As you work through the listing below, copy each line exactly and drop the images.
──────── DATASET CONTENT
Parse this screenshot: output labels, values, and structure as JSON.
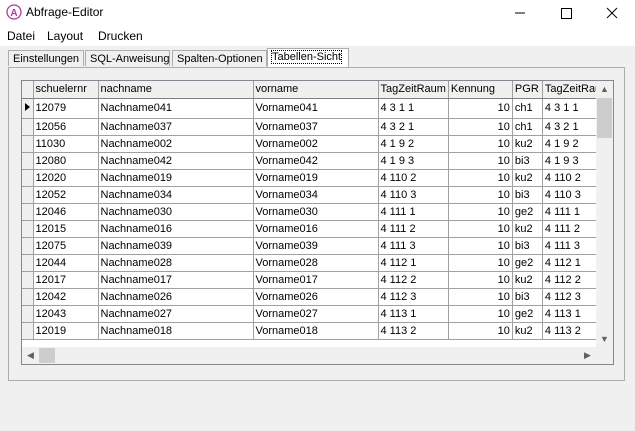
{
  "window": {
    "title": "Abfrage-Editor"
  },
  "menu": [
    "Datei",
    "Layout",
    "Drucken"
  ],
  "tabs": [
    "Einstellungen",
    "SQL-Anweisung",
    "Spalten-Optionen",
    "Tabellen-Sicht"
  ],
  "active_tab": "Tabellen-Sicht",
  "columns": [
    "schuelernr",
    "nachname",
    "vorname",
    "TagZeitRaum",
    "Kennung",
    "PGR",
    "TagZeitRau"
  ],
  "rows": [
    [
      "12079",
      "Nachname041",
      "Vorname041",
      "4 3 1 1",
      "10",
      "ch1",
      "4 3 1 1"
    ],
    [
      "12056",
      "Nachname037",
      "Vorname037",
      "4 3 2 1",
      "10",
      "ch1",
      "4 3 2 1"
    ],
    [
      "11030",
      "Nachname002",
      "Vorname002",
      "4 1 9 2",
      "10",
      "ku2",
      "4 1 9 2"
    ],
    [
      "12080",
      "Nachname042",
      "Vorname042",
      "4 1 9 3",
      "10",
      "bi3",
      "4 1 9 3"
    ],
    [
      "12020",
      "Nachname019",
      "Vorname019",
      "4 110 2",
      "10",
      "ku2",
      "4 110 2"
    ],
    [
      "12052",
      "Nachname034",
      "Vorname034",
      "4 110 3",
      "10",
      "bi3",
      "4 110 3"
    ],
    [
      "12046",
      "Nachname030",
      "Vorname030",
      "4 111 1",
      "10",
      "ge2",
      "4 111 1"
    ],
    [
      "12015",
      "Nachname016",
      "Vorname016",
      "4 111 2",
      "10",
      "ku2",
      "4 111 2"
    ],
    [
      "12075",
      "Nachname039",
      "Vorname039",
      "4 111 3",
      "10",
      "bi3",
      "4 111 3"
    ],
    [
      "12044",
      "Nachname028",
      "Vorname028",
      "4 112 1",
      "10",
      "ge2",
      "4 112 1"
    ],
    [
      "12017",
      "Nachname017",
      "Vorname017",
      "4 112 2",
      "10",
      "ku2",
      "4 112 2"
    ],
    [
      "12042",
      "Nachname026",
      "Vorname026",
      "4 112 3",
      "10",
      "bi3",
      "4 112 3"
    ],
    [
      "12043",
      "Nachname027",
      "Vorname027",
      "4 113 1",
      "10",
      "ge2",
      "4 113 1"
    ],
    [
      "12019",
      "Nachname018",
      "Vorname018",
      "4 113 2",
      "10",
      "ku2",
      "4 113 2"
    ]
  ],
  "icons": {
    "app": "app-logo-icon",
    "minimize": "minimize-icon",
    "maximize": "maximize-icon",
    "close": "close-icon",
    "row_indicator": "current-row-pointer-icon",
    "scroll_up": "scroll-up-arrow-icon",
    "scroll_down": "scroll-down-arrow-icon",
    "scroll_left": "scroll-left-arrow-icon",
    "scroll_right": "scroll-right-arrow-icon"
  },
  "colors": {
    "app_icon": "#b23a9a",
    "window_bg": "#f0f0f0",
    "grid_bg": "#ffffff"
  }
}
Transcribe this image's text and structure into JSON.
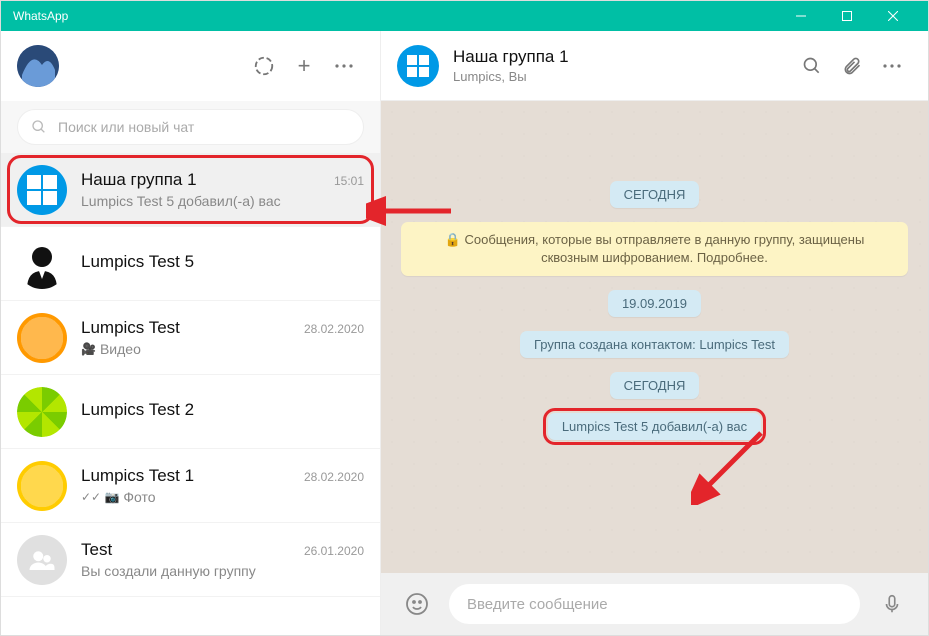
{
  "window": {
    "title": "WhatsApp"
  },
  "sidebar": {
    "search_placeholder": "Поиск или новый чат",
    "chats": [
      {
        "name": "Наша группа 1",
        "time": "15:01",
        "preview": "Lumpics Test 5 добавил(-а) вас",
        "selected": true,
        "avatar": "win",
        "highlighted": true
      },
      {
        "name": "Lumpics Test 5",
        "time": "",
        "preview": "",
        "avatar": "suit"
      },
      {
        "name": "Lumpics Test",
        "time": "28.02.2020",
        "preview": "Видео",
        "preview_icon": "video",
        "avatar": "orange"
      },
      {
        "name": "Lumpics Test 2",
        "time": "",
        "preview": "",
        "avatar": "green"
      },
      {
        "name": "Lumpics Test 1",
        "time": "28.02.2020",
        "preview": "Фото",
        "preview_icon": "photo_check",
        "avatar": "yellow"
      },
      {
        "name": "Test",
        "time": "26.01.2020",
        "preview": "Вы создали данную группу",
        "avatar": "group"
      }
    ]
  },
  "conversation": {
    "title": "Наша группа 1",
    "subtitle": "Lumpics, Вы",
    "messages": [
      {
        "type": "date",
        "text": "СЕГОДНЯ"
      },
      {
        "type": "notice",
        "text": "🔒 Сообщения, которые вы отправляете в данную группу, защищены сквозным шифрованием. Подробнее."
      },
      {
        "type": "date",
        "text": "19.09.2019"
      },
      {
        "type": "system",
        "text": "Группа создана контактом: Lumpics Test"
      },
      {
        "type": "date",
        "text": "СЕГОДНЯ"
      },
      {
        "type": "system",
        "text": "Lumpics Test 5 добавил(-а) вас",
        "highlighted": true
      }
    ],
    "composer_placeholder": "Введите сообщение"
  }
}
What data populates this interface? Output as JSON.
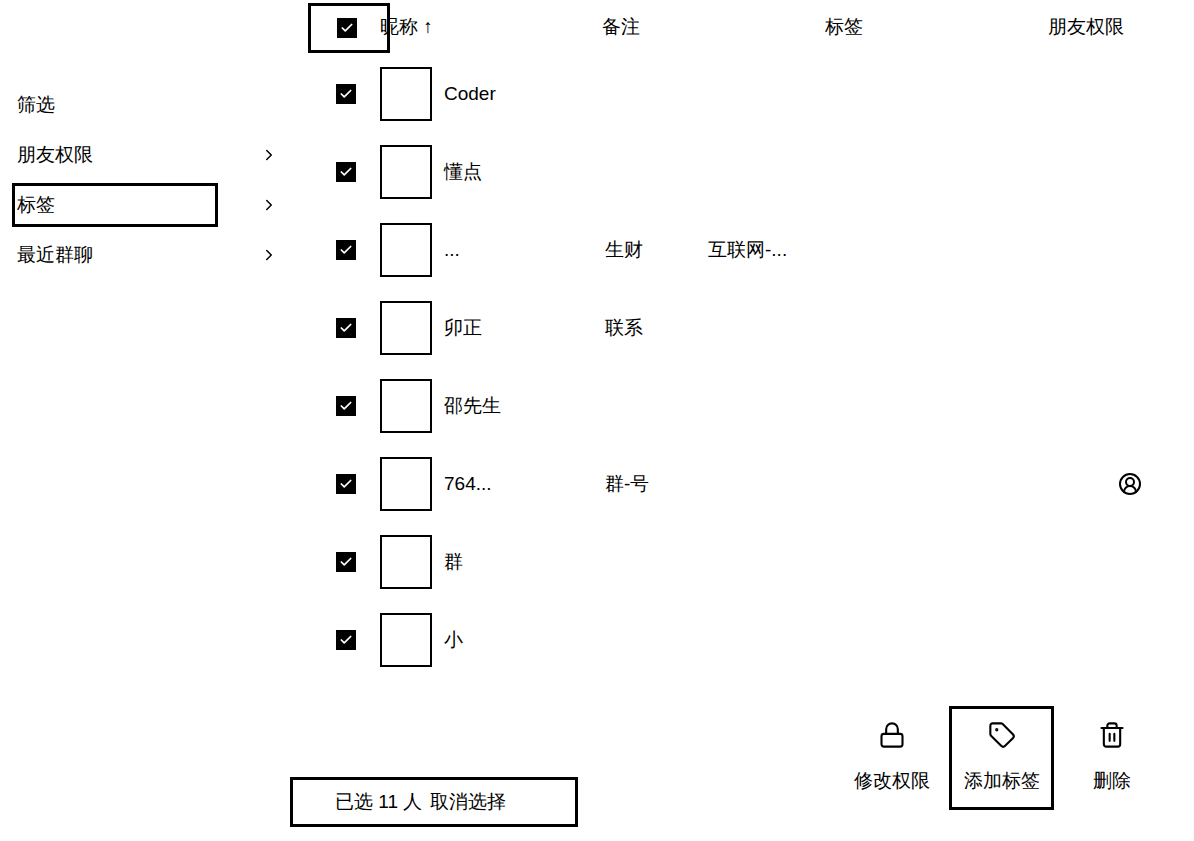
{
  "sidebar": {
    "items": [
      {
        "label": "筛选",
        "has_arrow": false,
        "highlighted": false
      },
      {
        "label": "朋友权限",
        "has_arrow": true,
        "highlighted": false
      },
      {
        "label": "标签",
        "has_arrow": true,
        "highlighted": true
      },
      {
        "label": "最近群聊",
        "has_arrow": true,
        "highlighted": false
      }
    ]
  },
  "table": {
    "select_all": {
      "checked": true,
      "highlighted": true
    },
    "columns": [
      "昵称 ↑",
      "备注",
      "标签",
      "朋友权限"
    ],
    "rows": [
      {
        "name": "Coder",
        "remark": "",
        "tag": "",
        "checked": true,
        "permission_icon": false
      },
      {
        "name": "懂点",
        "remark": "",
        "tag": "",
        "checked": true,
        "permission_icon": false
      },
      {
        "name": "...",
        "remark": "生财",
        "tag": "互联网-...",
        "checked": true,
        "permission_icon": false
      },
      {
        "name": "卯正",
        "remark": "联系",
        "tag": "",
        "checked": true,
        "permission_icon": false
      },
      {
        "name": "邵先生",
        "remark": "",
        "tag": "",
        "checked": true,
        "permission_icon": false
      },
      {
        "name": "764...",
        "remark": "群-号",
        "tag": "",
        "checked": true,
        "permission_icon": true
      },
      {
        "name": "群",
        "remark": "",
        "tag": "",
        "checked": true,
        "permission_icon": false
      },
      {
        "name": "小",
        "remark": "",
        "tag": "",
        "checked": true,
        "permission_icon": false
      }
    ]
  },
  "status_bar": {
    "count": "已选 11 人",
    "cancel": "取消选择",
    "highlighted": true
  },
  "buttons": [
    {
      "label": "修改权限",
      "kind": "lock",
      "highlighted": false
    },
    {
      "label": "添加标签",
      "kind": "tag",
      "highlighted": true
    },
    {
      "label": "删除",
      "kind": "trash",
      "highlighted": false
    }
  ]
}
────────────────
_TASK RESULT_
Parse this screenshot: output labels, values, and structure as JSON.
{
  "window": {
    "title": "Abfrage-Editor"
  },
  "menu": [
    "Datei",
    "Layout",
    "Drucken"
  ],
  "tabs": [
    "Einstellungen",
    "SQL-Anweisung",
    "Spalten-Optionen",
    "Tabellen-Sicht"
  ],
  "active_tab": "Tabellen-Sicht",
  "columns": [
    "schuelernr",
    "nachname",
    "vorname",
    "TagZeitRaum",
    "Kennung",
    "PGR",
    "TagZeitRau"
  ],
  "rows": [
    [
      "12079",
      "Nachname041",
      "Vorname041",
      "4 3 1 1",
      "10",
      "ch1",
      "4 3 1 1"
    ],
    [
      "12056",
      "Nachname037",
      "Vorname037",
      "4 3 2 1",
      "10",
      "ch1",
      "4 3 2 1"
    ],
    [
      "11030",
      "Nachname002",
      "Vorname002",
      "4 1 9 2",
      "10",
      "ku2",
      "4 1 9 2"
    ],
    [
      "12080",
      "Nachname042",
      "Vorname042",
      "4 1 9 3",
      "10",
      "bi3",
      "4 1 9 3"
    ],
    [
      "12020",
      "Nachname019",
      "Vorname019",
      "4 110 2",
      "10",
      "ku2",
      "4 110 2"
    ],
    [
      "12052",
      "Nachname034",
      "Vorname034",
      "4 110 3",
      "10",
      "bi3",
      "4 110 3"
    ],
    [
      "12046",
      "Nachname030",
      "Vorname030",
      "4 111 1",
      "10",
      "ge2",
      "4 111 1"
    ],
    [
      "12015",
      "Nachname016",
      "Vorname016",
      "4 111 2",
      "10",
      "ku2",
      "4 111 2"
    ],
    [
      "12075",
      "Nachname039",
      "Vorname039",
      "4 111 3",
      "10",
      "bi3",
      "4 111 3"
    ],
    [
      "12044",
      "Nachname028",
      "Vorname028",
      "4 112 1",
      "10",
      "ge2",
      "4 112 1"
    ],
    [
      "12017",
      "Nachname017",
      "Vorname017",
      "4 112 2",
      "10",
      "ku2",
      "4 112 2"
    ],
    [
      "12042",
      "Nachname026",
      "Vorname026",
      "4 112 3",
      "10",
      "bi3",
      "4 112 3"
    ],
    [
      "12043",
      "Nachname027",
      "Vorname027",
      "4 113 1",
      "10",
      "ge2",
      "4 113 1"
    ],
    [
      "12019",
      "Nachname018",
      "Vorname018",
      "4 113 2",
      "10",
      "ku2",
      "4 113 2"
    ]
  ],
  "icons": {
    "app": "app-logo-icon",
    "minimize": "minimize-icon",
    "maximize": "maximize-icon",
    "close": "close-icon",
    "row_indicator": "current-row-pointer-icon",
    "scroll_up": "scroll-up-arrow-icon",
    "scroll_down": "scroll-down-arrow-icon",
    "scroll_left": "scroll-left-arrow-icon",
    "scroll_right": "scroll-right-arrow-icon"
  },
  "colors": {
    "app_icon": "#b23a9a",
    "window_bg": "#f0f0f0",
    "grid_bg": "#ffffff"
  }
}
Transcribe this image's text and structure into JSON.
{
  "window": {
    "title": "WhatsApp"
  },
  "sidebar": {
    "search_placeholder": "Поиск или новый чат",
    "chats": [
      {
        "name": "Наша группа 1",
        "time": "15:01",
        "preview": "Lumpics Test 5 добавил(-а) вас",
        "selected": true,
        "avatar": "win",
        "highlighted": true
      },
      {
        "name": "Lumpics Test 5",
        "time": "",
        "preview": "",
        "avatar": "suit"
      },
      {
        "name": "Lumpics Test",
        "time": "28.02.2020",
        "preview": "Видео",
        "preview_icon": "video",
        "avatar": "orange"
      },
      {
        "name": "Lumpics Test 2",
        "time": "",
        "preview": "",
        "avatar": "green"
      },
      {
        "name": "Lumpics Test 1",
        "time": "28.02.2020",
        "preview": "Фото",
        "preview_icon": "photo_check",
        "avatar": "yellow"
      },
      {
        "name": "Test",
        "time": "26.01.2020",
        "preview": "Вы создали данную группу",
        "avatar": "group"
      }
    ]
  },
  "conversation": {
    "title": "Наша группа 1",
    "subtitle": "Lumpics, Вы",
    "messages": [
      {
        "type": "date",
        "text": "СЕГОДНЯ"
      },
      {
        "type": "notice",
        "text": "🔒 Сообщения, которые вы отправляете в данную группу, защищены сквозным шифрованием. Подробнее."
      },
      {
        "type": "date",
        "text": "19.09.2019"
      },
      {
        "type": "system",
        "text": "Группа создана контактом: Lumpics Test"
      },
      {
        "type": "date",
        "text": "СЕГОДНЯ"
      },
      {
        "type": "system",
        "text": "Lumpics Test 5 добавил(-а) вас",
        "highlighted": true
      }
    ],
    "composer_placeholder": "Введите сообщение"
  }
}
What data populates this interface? Output as JSON.
{
  "sidebar": {
    "items": [
      {
        "label": "筛选",
        "has_arrow": false,
        "highlighted": false
      },
      {
        "label": "朋友权限",
        "has_arrow": true,
        "highlighted": false
      },
      {
        "label": "标签",
        "has_arrow": true,
        "highlighted": true
      },
      {
        "label": "最近群聊",
        "has_arrow": true,
        "highlighted": false
      }
    ]
  },
  "table": {
    "select_all": {
      "checked": true,
      "highlighted": true
    },
    "columns": [
      "昵称 ↑",
      "备注",
      "标签",
      "朋友权限"
    ],
    "rows": [
      {
        "name": "Coder",
        "remark": "",
        "tag": "",
        "checked": true,
        "permission_icon": false
      },
      {
        "name": "懂点",
        "remark": "",
        "tag": "",
        "checked": true,
        "permission_icon": false
      },
      {
        "name": "...",
        "remark": "生财",
        "tag": "互联网-...",
        "checked": true,
        "permission_icon": false
      },
      {
        "name": "卯正",
        "remark": "联系",
        "tag": "",
        "checked": true,
        "permission_icon": false
      },
      {
        "name": "邵先生",
        "remark": "",
        "tag": "",
        "checked": true,
        "permission_icon": false
      },
      {
        "name": "764...",
        "remark": "群-号",
        "tag": "",
        "checked": true,
        "permission_icon": true
      },
      {
        "name": "群",
        "remark": "",
        "tag": "",
        "checked": true,
        "permission_icon": false
      },
      {
        "name": "小",
        "remark": "",
        "tag": "",
        "checked": true,
        "permission_icon": false
      }
    ]
  },
  "status_bar": {
    "count": "已选 11 人",
    "cancel": "取消选择",
    "highlighted": true
  },
  "buttons": [
    {
      "label": "修改权限",
      "kind": "lock",
      "highlighted": false
    },
    {
      "label": "添加标签",
      "kind": "tag",
      "highlighted": true
    },
    {
      "label": "删除",
      "kind": "trash",
      "highlighted": false
    }
  ]
}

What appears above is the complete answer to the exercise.